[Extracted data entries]
————————
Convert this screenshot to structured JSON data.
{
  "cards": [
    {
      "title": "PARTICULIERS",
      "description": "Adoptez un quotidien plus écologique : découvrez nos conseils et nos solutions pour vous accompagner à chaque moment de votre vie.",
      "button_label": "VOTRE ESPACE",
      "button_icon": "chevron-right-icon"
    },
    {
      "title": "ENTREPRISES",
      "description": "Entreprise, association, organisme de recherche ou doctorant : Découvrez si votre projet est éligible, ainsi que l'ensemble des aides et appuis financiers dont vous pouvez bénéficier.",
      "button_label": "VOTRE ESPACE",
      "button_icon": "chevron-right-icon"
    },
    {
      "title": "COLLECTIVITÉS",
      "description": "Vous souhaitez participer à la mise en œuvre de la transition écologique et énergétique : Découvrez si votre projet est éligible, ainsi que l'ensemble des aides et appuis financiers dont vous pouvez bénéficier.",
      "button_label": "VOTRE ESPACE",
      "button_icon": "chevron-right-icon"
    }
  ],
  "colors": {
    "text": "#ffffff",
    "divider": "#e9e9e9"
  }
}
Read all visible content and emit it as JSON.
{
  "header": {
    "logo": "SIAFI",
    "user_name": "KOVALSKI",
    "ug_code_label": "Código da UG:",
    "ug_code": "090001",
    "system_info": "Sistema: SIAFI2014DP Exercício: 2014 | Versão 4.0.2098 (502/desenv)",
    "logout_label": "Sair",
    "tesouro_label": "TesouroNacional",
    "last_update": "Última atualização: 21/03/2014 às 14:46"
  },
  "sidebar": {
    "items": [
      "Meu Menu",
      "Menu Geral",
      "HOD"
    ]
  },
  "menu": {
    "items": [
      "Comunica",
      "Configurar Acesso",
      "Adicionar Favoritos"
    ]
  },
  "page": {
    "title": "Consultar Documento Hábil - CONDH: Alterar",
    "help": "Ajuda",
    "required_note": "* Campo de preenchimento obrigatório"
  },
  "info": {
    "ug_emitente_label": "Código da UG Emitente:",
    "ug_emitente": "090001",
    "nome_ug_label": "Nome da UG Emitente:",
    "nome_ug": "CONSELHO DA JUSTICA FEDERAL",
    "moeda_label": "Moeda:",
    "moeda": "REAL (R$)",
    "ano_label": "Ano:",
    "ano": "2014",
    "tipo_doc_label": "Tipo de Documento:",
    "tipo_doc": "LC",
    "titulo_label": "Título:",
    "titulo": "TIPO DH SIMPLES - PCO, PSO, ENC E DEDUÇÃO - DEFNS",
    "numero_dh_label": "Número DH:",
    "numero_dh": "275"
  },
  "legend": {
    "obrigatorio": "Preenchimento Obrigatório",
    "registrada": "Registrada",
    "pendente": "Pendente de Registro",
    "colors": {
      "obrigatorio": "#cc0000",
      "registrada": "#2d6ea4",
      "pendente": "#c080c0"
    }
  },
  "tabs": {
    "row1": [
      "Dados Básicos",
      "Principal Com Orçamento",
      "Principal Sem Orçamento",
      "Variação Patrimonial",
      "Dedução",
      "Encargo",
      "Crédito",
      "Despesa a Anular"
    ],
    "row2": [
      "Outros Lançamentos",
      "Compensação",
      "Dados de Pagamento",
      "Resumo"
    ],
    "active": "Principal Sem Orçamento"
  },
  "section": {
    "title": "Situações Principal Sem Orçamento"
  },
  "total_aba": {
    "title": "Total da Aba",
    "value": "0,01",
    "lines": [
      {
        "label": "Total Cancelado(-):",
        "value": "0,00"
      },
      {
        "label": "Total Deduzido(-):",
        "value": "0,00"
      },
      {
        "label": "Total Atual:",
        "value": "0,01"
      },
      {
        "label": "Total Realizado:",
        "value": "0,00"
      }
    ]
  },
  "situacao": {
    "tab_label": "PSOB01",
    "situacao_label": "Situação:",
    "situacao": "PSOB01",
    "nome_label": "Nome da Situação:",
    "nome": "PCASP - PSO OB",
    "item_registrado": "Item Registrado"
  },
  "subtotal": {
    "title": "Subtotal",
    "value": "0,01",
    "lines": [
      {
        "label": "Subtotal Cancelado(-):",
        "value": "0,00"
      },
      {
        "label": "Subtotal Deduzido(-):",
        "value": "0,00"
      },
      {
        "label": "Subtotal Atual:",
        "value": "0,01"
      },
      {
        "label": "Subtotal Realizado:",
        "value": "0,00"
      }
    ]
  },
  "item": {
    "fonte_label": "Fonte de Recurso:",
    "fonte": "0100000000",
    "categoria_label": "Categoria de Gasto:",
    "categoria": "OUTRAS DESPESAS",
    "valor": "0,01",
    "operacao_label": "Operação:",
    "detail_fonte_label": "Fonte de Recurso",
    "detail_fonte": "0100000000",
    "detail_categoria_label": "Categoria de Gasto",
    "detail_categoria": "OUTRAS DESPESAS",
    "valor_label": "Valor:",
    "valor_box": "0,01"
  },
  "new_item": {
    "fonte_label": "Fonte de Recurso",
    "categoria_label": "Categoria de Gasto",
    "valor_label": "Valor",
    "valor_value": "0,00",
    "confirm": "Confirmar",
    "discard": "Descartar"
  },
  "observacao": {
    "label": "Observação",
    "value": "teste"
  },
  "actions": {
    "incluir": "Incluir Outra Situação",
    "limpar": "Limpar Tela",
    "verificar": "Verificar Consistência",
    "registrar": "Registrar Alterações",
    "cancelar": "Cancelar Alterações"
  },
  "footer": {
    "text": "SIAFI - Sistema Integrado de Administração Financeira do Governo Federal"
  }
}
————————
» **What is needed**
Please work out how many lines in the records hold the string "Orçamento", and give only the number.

» **Task solution**
4